The new public yearning for daylight time, however, created a hodgepodge of time observances and demands, with no agreement when to change clocks. The Interstate Commerce Commission, the nation’s timekeeper, was immobilized, and the matter remained deadlocked--until 1961.

That was the year when Fred Ackerman, Chairman of the Greyhound Bus Lines Board, exploded. He couldn’t print bus schedules fast enough to keep up with the time changes. Often, schedules were obsolete in two weeks and so complicated that the average passenger couldn’t decode them. Then, when the passenger missed the bus, he blamed Greyhound.

Mr. Ackerman told the Board of Directors of the Transportation Association of America (TAA), a Washington, DC, organization of transportation users, investors, and carriers, that “there should be uniformity in time, whether standard or daylight, and uniformity in the dates of time changes within each time zone.” This became the Transportation Association’s policy.

A national Uniform Time Conference was called in 1962. A special-purpose organization, named the “Committee for Time Uniformity,” was promptly formed and staffed by TAA. This is where a second Masonic Brother, the author of this article, enters the time scene. At that time, I was Vice-President/General Counsel of TAA.

Under the direction of Robert Ramspeck, former Congressman and Chairman of the Committee for Time Uniformity, a movement was started to change the time pattern of America. Four years of labor were necessary before success resulted. Many business interests were supportive, although it became a bitter fight between the indoor and outdoor theater industries. The Committee steadily expanded its membership and political support, adding the communications industry as a vital supporter. The farmers, however, were opposed to such uniformity. State and local governments were a mixed bag, depending on local conditions. The main task was to convince the media of our cause and to gain Congressional support.

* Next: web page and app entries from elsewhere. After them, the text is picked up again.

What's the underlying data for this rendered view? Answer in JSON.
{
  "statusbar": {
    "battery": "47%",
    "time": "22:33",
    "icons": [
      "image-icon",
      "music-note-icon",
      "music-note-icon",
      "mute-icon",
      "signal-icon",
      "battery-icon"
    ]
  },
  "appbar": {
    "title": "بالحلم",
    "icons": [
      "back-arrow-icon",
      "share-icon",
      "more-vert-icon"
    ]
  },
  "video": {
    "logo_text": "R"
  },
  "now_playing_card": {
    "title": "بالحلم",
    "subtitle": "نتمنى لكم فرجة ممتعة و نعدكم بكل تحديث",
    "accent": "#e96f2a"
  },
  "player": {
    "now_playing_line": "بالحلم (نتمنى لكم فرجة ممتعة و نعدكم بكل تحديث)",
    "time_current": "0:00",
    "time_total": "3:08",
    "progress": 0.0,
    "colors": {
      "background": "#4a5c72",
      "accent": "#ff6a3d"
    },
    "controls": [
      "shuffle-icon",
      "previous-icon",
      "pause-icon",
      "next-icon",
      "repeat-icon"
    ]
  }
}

First, what were the facts? Nobody knew. So, the initial project was to survey the entire nation, through telephone operators, as to local time observances. This task was soon achieved. It proved conditions were much worse than imagined. Next, the Committee’s goal was a strong supportive story on the first page of the New York Times. With the general public’s support rallied, the Time Uniformity Committee’s goal was accomplished but only after discovering and disclosing that on the 35-mile stretch of highway (Route 2) between Moundsville, West Virginia, and Steubenville, Ohio, every bus driver and his passengers had to endure SEVEN TIME CHANGES!

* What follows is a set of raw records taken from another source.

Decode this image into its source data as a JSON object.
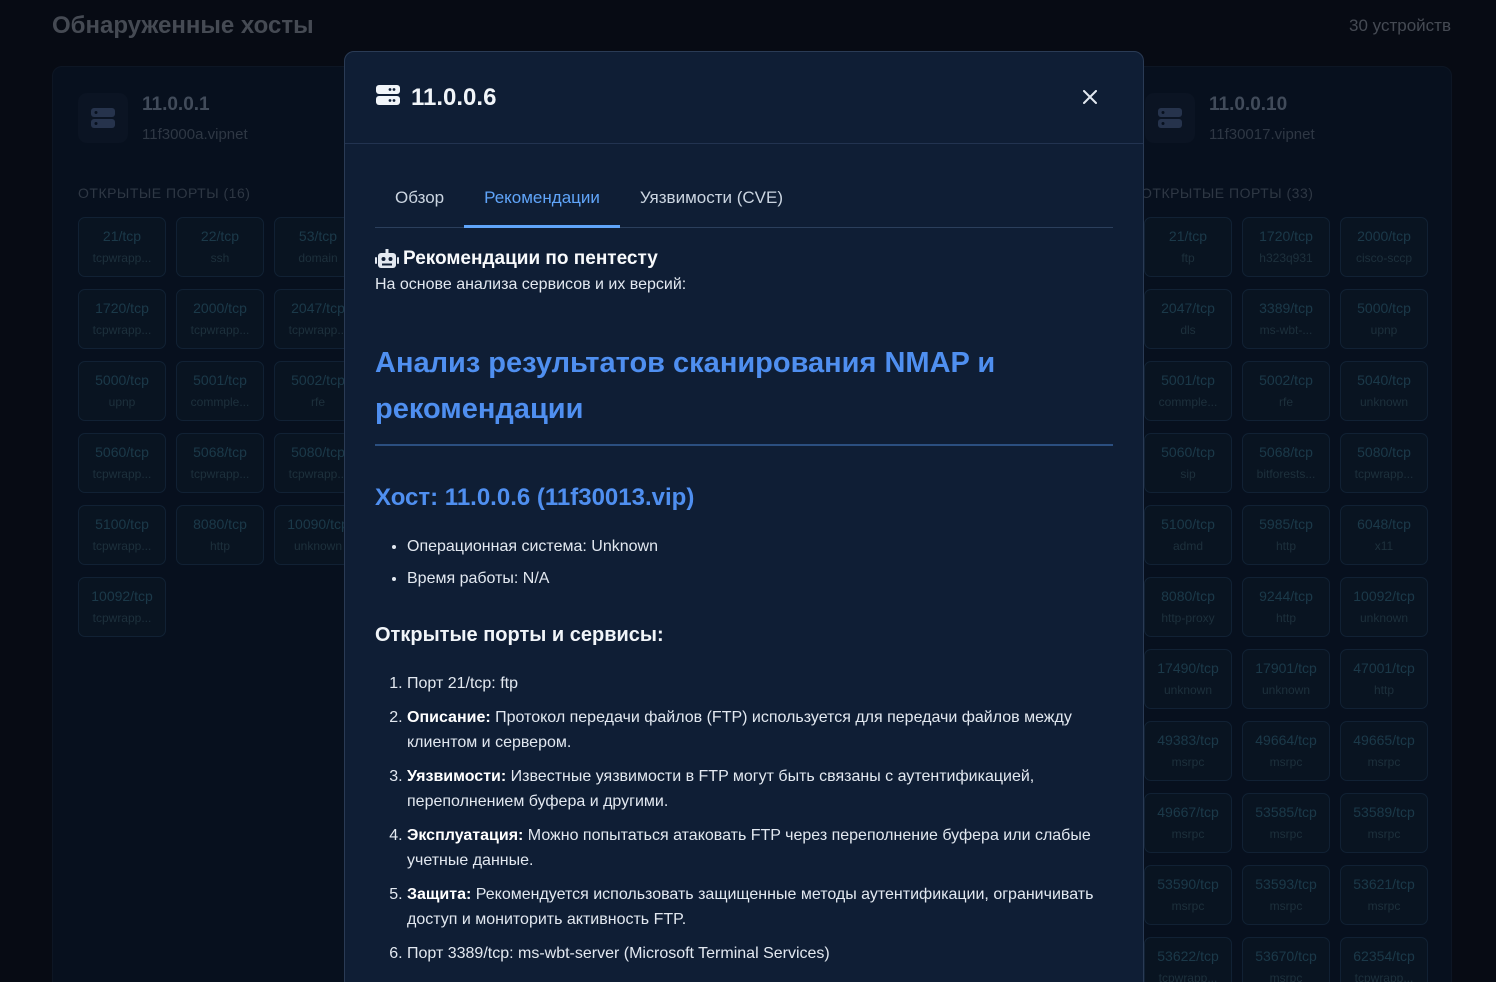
{
  "page": {
    "title": "Обнаруженные хосты",
    "device_count": "30 устройств"
  },
  "host_left": {
    "ip": "11.0.0.1",
    "hostname": "11f3000a.vipnet",
    "ports_label": "ОТКРЫТЫЕ ПОРТЫ (16)",
    "ports": [
      {
        "port": "21/tcp",
        "service": "tcpwrapp..."
      },
      {
        "port": "22/tcp",
        "service": "ssh"
      },
      {
        "port": "53/tcp",
        "service": "domain"
      },
      {
        "port": "1720/tcp",
        "service": "tcpwrapp..."
      },
      {
        "port": "2000/tcp",
        "service": "tcpwrapp..."
      },
      {
        "port": "2047/tcp",
        "service": "tcpwrapp..."
      },
      {
        "port": "5000/tcp",
        "service": "upnp"
      },
      {
        "port": "5001/tcp",
        "service": "commple..."
      },
      {
        "port": "5002/tcp",
        "service": "rfe"
      },
      {
        "port": "5060/tcp",
        "service": "tcpwrapp..."
      },
      {
        "port": "5068/tcp",
        "service": "tcpwrapp..."
      },
      {
        "port": "5080/tcp",
        "service": "tcpwrapp..."
      },
      {
        "port": "5100/tcp",
        "service": "tcpwrapp..."
      },
      {
        "port": "8080/tcp",
        "service": "http"
      },
      {
        "port": "10090/tcp",
        "service": "unknown"
      },
      {
        "port": "10092/tcp",
        "service": "tcpwrapp..."
      }
    ]
  },
  "host_right": {
    "ip": "11.0.0.10",
    "hostname": "11f30017.vipnet",
    "ports_label": "ОТКРЫТЫЕ ПОРТЫ (33)",
    "ports": [
      {
        "port": "21/tcp",
        "service": "ftp"
      },
      {
        "port": "1720/tcp",
        "service": "h323q931"
      },
      {
        "port": "2000/tcp",
        "service": "cisco-sccp"
      },
      {
        "port": "2047/tcp",
        "service": "dls"
      },
      {
        "port": "3389/tcp",
        "service": "ms-wbt-..."
      },
      {
        "port": "5000/tcp",
        "service": "upnp"
      },
      {
        "port": "5001/tcp",
        "service": "commple..."
      },
      {
        "port": "5002/tcp",
        "service": "rfe"
      },
      {
        "port": "5040/tcp",
        "service": "unknown"
      },
      {
        "port": "5060/tcp",
        "service": "sip"
      },
      {
        "port": "5068/tcp",
        "service": "bitforests..."
      },
      {
        "port": "5080/tcp",
        "service": "tcpwrapp..."
      },
      {
        "port": "5100/tcp",
        "service": "admd"
      },
      {
        "port": "5985/tcp",
        "service": "http"
      },
      {
        "port": "6048/tcp",
        "service": "x11"
      },
      {
        "port": "8080/tcp",
        "service": "http-proxy"
      },
      {
        "port": "9244/tcp",
        "service": "http"
      },
      {
        "port": "10092/tcp",
        "service": "unknown"
      },
      {
        "port": "17490/tcp",
        "service": "unknown"
      },
      {
        "port": "17901/tcp",
        "service": "unknown"
      },
      {
        "port": "47001/tcp",
        "service": "http"
      },
      {
        "port": "49383/tcp",
        "service": "msrpc"
      },
      {
        "port": "49664/tcp",
        "service": "msrpc"
      },
      {
        "port": "49665/tcp",
        "service": "msrpc"
      },
      {
        "port": "49667/tcp",
        "service": "msrpc"
      },
      {
        "port": "53585/tcp",
        "service": "msrpc"
      },
      {
        "port": "53589/tcp",
        "service": "msrpc"
      },
      {
        "port": "53590/tcp",
        "service": "msrpc"
      },
      {
        "port": "53593/tcp",
        "service": "msrpc"
      },
      {
        "port": "53621/tcp",
        "service": "msrpc"
      },
      {
        "port": "53622/tcp",
        "service": "tcpwrapp..."
      },
      {
        "port": "53670/tcp",
        "service": "msrpc"
      },
      {
        "port": "62354/tcp",
        "service": "tcpwrapp..."
      }
    ]
  },
  "modal": {
    "title": "11.0.0.6",
    "close_icon": "×",
    "tabs": [
      "Обзор",
      "Рекомендации",
      "Уязвимости (CVE)"
    ],
    "active_tab": 1,
    "rec_title": "Рекомендации по пентесту",
    "rec_subtitle": "На основе анализа сервисов и их версий:",
    "heading1": "Анализ результатов сканирования NMAP и рекомендации",
    "heading2": "Хост: 11.0.0.6 (11f30013.vip)",
    "host_info": [
      "Операционная система: Unknown",
      "Время работы: N/A"
    ],
    "heading3": "Открытые порты и сервисы:",
    "items": [
      {
        "label": "",
        "text": "Порт 21/tcp: ftp"
      },
      {
        "label": "Описание:",
        "text": " Протокол передачи файлов (FTP) используется для передачи файлов между клиентом и сервером."
      },
      {
        "label": "Уязвимости:",
        "text": " Известные уязвимости в FTP могут быть связаны с аутентификацией, переполнением буфера и другими."
      },
      {
        "label": "Эксплуатация:",
        "text": " Можно попытаться атаковать FTP через переполнение буфера или слабые учетные данные."
      },
      {
        "label": "Защита:",
        "text": " Рекомендуется использовать защищенные методы аутентификации, ограничивать доступ и мониторить активность FTP."
      },
      {
        "label": "",
        "text": "Порт 3389/tcp: ms-wbt-server (Microsoft Terminal Services)"
      }
    ]
  },
  "icons": {
    "server": "server-icon",
    "robot": "robot-icon",
    "close": "close-icon"
  },
  "colors": {
    "accent": "#60a5fa",
    "heading": "#4f8ff0",
    "modal_bg": "#0f1e35",
    "page_bg": "#0b1220"
  }
}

Also, imagine driving with your family westbound on a vacation through the rush hour period of Council Bluffs, Iowa, then crossing the Missouri River into Omaha, Nebraska. Guess what? Another rush hour period to be negotiated! Not much of a vacation.

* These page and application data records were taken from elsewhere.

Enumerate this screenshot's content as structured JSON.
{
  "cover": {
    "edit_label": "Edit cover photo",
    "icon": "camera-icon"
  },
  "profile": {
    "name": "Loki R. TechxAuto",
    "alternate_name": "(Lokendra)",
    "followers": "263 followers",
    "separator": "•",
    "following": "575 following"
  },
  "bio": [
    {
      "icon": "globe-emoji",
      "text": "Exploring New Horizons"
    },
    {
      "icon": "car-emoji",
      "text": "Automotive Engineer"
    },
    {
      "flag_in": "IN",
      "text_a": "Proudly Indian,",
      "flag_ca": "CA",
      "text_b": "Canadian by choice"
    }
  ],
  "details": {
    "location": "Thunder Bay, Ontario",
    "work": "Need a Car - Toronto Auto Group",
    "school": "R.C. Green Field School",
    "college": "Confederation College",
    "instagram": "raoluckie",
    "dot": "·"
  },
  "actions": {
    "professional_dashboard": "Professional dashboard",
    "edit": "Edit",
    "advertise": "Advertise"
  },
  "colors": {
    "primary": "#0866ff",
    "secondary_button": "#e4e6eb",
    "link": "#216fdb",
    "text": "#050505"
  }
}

The final result was that with the key leadership of Senator Norris Cotton of New Hampshire, the third Masonic Brother in this story, the Senate passed in 1965, and the House in 1966, the “Uniform Time Act” which was signed into Public Law 89-387 on April 13, 1966, by President Lyndon Johnson. By June 1967, almost all states were operating on daylight saving time simultaneously. In 1966, the Kiplinger Magazine proclaimed this miracle as an exemplary example of how to pass a law in Congress.

Today, Daylight Saving Time begins at 2:00 am the first Sunday in April and ends the last Sunday in October, except for any state that may choose not to go on daylight time at all. This pattern prevails throughout the United States except for Arizona, Hawaii, American Samoa, Puerto Rico, the Virgin Islands, and the eastern time zone portion of Indiana.

By the way, for the correct time this very moment, call 1-900-410-TIME.